- Problem description:
From the records below, copy the lines that include "JSON".

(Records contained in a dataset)
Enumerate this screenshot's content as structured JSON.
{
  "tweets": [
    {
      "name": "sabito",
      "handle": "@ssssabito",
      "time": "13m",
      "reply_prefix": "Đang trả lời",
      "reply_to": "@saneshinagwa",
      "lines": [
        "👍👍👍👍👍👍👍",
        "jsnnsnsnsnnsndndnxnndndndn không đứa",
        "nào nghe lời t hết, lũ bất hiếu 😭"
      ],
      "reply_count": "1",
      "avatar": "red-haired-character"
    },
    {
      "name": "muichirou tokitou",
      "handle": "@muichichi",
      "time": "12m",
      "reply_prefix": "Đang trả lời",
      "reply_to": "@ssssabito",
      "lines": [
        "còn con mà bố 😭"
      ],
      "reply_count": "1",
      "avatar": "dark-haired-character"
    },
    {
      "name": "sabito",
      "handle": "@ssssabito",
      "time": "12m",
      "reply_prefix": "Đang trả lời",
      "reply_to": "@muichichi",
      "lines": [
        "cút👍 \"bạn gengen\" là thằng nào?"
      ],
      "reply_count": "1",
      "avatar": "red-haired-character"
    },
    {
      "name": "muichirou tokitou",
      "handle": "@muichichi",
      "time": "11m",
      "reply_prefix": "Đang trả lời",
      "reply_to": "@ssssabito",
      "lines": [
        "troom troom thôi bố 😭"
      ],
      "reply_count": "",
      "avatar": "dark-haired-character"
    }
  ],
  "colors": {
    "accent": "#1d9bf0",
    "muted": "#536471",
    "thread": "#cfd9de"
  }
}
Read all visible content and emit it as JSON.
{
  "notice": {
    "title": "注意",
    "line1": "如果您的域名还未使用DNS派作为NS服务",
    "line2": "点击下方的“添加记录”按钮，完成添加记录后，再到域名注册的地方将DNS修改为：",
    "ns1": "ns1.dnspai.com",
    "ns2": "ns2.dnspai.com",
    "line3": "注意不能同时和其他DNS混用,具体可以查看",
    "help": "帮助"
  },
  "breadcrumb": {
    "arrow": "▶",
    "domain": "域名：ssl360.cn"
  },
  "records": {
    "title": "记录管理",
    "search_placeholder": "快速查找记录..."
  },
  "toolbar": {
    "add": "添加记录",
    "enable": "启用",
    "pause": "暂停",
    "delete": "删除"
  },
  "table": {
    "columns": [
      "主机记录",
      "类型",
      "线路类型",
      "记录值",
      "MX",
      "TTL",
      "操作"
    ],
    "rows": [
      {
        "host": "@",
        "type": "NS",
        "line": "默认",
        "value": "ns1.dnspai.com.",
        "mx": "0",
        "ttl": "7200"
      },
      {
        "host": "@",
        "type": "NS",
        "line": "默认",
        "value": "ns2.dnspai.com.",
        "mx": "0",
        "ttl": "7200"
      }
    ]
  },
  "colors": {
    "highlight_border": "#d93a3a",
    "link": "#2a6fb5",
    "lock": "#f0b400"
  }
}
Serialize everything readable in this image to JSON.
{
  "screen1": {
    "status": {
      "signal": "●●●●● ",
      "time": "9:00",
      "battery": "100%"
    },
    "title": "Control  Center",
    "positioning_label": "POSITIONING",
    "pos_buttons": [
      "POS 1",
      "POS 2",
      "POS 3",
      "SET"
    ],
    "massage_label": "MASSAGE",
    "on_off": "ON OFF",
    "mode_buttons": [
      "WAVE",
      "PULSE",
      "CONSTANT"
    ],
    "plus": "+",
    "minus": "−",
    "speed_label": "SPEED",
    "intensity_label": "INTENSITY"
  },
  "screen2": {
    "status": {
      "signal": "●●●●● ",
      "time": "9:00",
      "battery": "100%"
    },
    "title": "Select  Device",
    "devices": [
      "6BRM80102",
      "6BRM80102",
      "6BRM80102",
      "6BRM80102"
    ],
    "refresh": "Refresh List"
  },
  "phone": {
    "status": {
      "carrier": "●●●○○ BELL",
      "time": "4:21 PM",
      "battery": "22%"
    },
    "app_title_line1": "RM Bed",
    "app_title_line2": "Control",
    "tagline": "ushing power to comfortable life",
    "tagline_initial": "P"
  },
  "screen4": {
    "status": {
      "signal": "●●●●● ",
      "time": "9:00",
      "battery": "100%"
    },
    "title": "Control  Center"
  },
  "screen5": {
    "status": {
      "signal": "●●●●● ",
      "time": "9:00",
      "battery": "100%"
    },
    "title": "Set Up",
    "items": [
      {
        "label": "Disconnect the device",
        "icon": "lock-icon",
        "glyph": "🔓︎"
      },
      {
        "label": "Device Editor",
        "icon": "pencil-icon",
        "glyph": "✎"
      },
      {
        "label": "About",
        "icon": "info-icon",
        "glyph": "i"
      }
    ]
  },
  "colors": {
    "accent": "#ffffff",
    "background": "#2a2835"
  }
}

- Result of the task:
Enumerate this screenshot's content as structured JSON.
Read all visible content and emit it as JSON.
Serialize everything readable in this image to JSON.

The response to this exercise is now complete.